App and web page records

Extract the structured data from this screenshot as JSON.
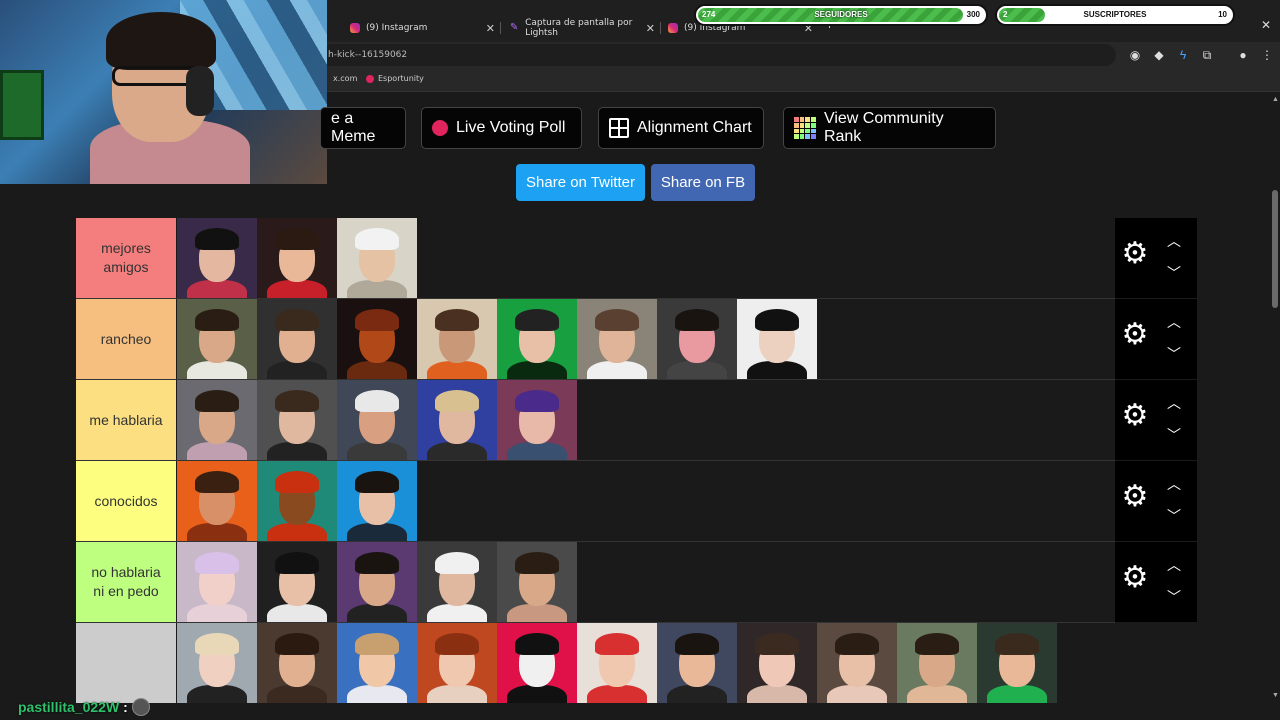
{
  "browser": {
    "tabs": [
      {
        "title": "(9) Instagram",
        "icon": "instagram-icon"
      },
      {
        "title": "Captura de pantalla por Lightsh",
        "icon": "lightshot-pen-icon"
      },
      {
        "title": "(9) Instagram",
        "icon": "instagram-icon"
      }
    ],
    "url": "h-kick--16159062",
    "bookmarks": [
      {
        "label": "x.com"
      },
      {
        "label": "Esportunity"
      }
    ]
  },
  "overlay": {
    "seguidores": {
      "label": "SEGUIDORES",
      "current": "274",
      "goal": "300",
      "progress": 0.91
    },
    "suscriptores": {
      "label": "SUSCRIPTORES",
      "current": "2",
      "goal": "10",
      "progress": 0.2
    }
  },
  "actions": {
    "meme_label": "e a Meme",
    "poll_label": "Live Voting Poll",
    "alignment_label": "Alignment Chart",
    "rank_label": "View Community Rank",
    "share_twitter_label": "Share on Twitter",
    "share_fb_label": "Share on FB"
  },
  "colors": {
    "twitter": "#1da1f2",
    "facebook": "#4267b2",
    "tier_s": "#f47d7d",
    "tier_a": "#f7bf7f",
    "tier_b": "#fbdf80",
    "tier_c": "#fdfe7f",
    "tier_d": "#bfff7f",
    "tier_unranked": "#cccccc"
  },
  "tiers": [
    {
      "label_line1": "mejores",
      "label_line2": "amigos",
      "count": 3
    },
    {
      "label_line1": "rancheo",
      "label_line2": "",
      "count": 8
    },
    {
      "label_line1": "me hablaria",
      "label_line2": "",
      "count": 5
    },
    {
      "label_line1": "conocidos",
      "label_line2": "",
      "count": 3
    },
    {
      "label_line1": "no hablaria",
      "label_line2": "ni en pedo",
      "count": 5
    },
    {
      "label_line1": "",
      "label_line2": "",
      "count": 11
    }
  ],
  "chat": {
    "username": "pastillita_022W",
    "separator": ":"
  }
}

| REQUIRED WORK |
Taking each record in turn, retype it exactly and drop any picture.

| RESPONSE BOX |
Extract the structured data from this screenshot as JSON.
{
  "browser": {
    "tabs": [
      {
        "title": "(9) Instagram",
        "icon": "instagram-icon"
      },
      {
        "title": "Captura de pantalla por Lightsh",
        "icon": "lightshot-pen-icon"
      },
      {
        "title": "(9) Instagram",
        "icon": "instagram-icon"
      }
    ],
    "url": "h-kick--16159062",
    "bookmarks": [
      {
        "label": "x.com"
      },
      {
        "label": "Esportunity"
      }
    ]
  },
  "overlay": {
    "seguidores": {
      "label": "SEGUIDORES",
      "current": "274",
      "goal": "300",
      "progress": 0.91
    },
    "suscriptores": {
      "label": "SUSCRIPTORES",
      "current": "2",
      "goal": "10",
      "progress": 0.2
    }
  },
  "actions": {
    "meme_label": "e a Meme",
    "poll_label": "Live Voting Poll",
    "alignment_label": "Alignment Chart",
    "rank_label": "View Community Rank",
    "share_twitter_label": "Share on Twitter",
    "share_fb_label": "Share on FB"
  },
  "colors": {
    "twitter": "#1da1f2",
    "facebook": "#4267b2",
    "tier_s": "#f47d7d",
    "tier_a": "#f7bf7f",
    "tier_b": "#fbdf80",
    "tier_c": "#fdfe7f",
    "tier_d": "#bfff7f",
    "tier_unranked": "#cccccc"
  },
  "tiers": [
    {
      "label_line1": "mejores",
      "label_line2": "amigos",
      "count": 3
    },
    {
      "label_line1": "rancheo",
      "label_line2": "",
      "count": 8
    },
    {
      "label_line1": "me hablaria",
      "label_line2": "",
      "count": 5
    },
    {
      "label_line1": "conocidos",
      "label_line2": "",
      "count": 3
    },
    {
      "label_line1": "no hablaria",
      "label_line2": "ni en pedo",
      "count": 5
    },
    {
      "label_line1": "",
      "label_line2": "",
      "count": 11
    }
  ],
  "chat": {
    "username": "pastillita_022W",
    "separator": ":"
  }
}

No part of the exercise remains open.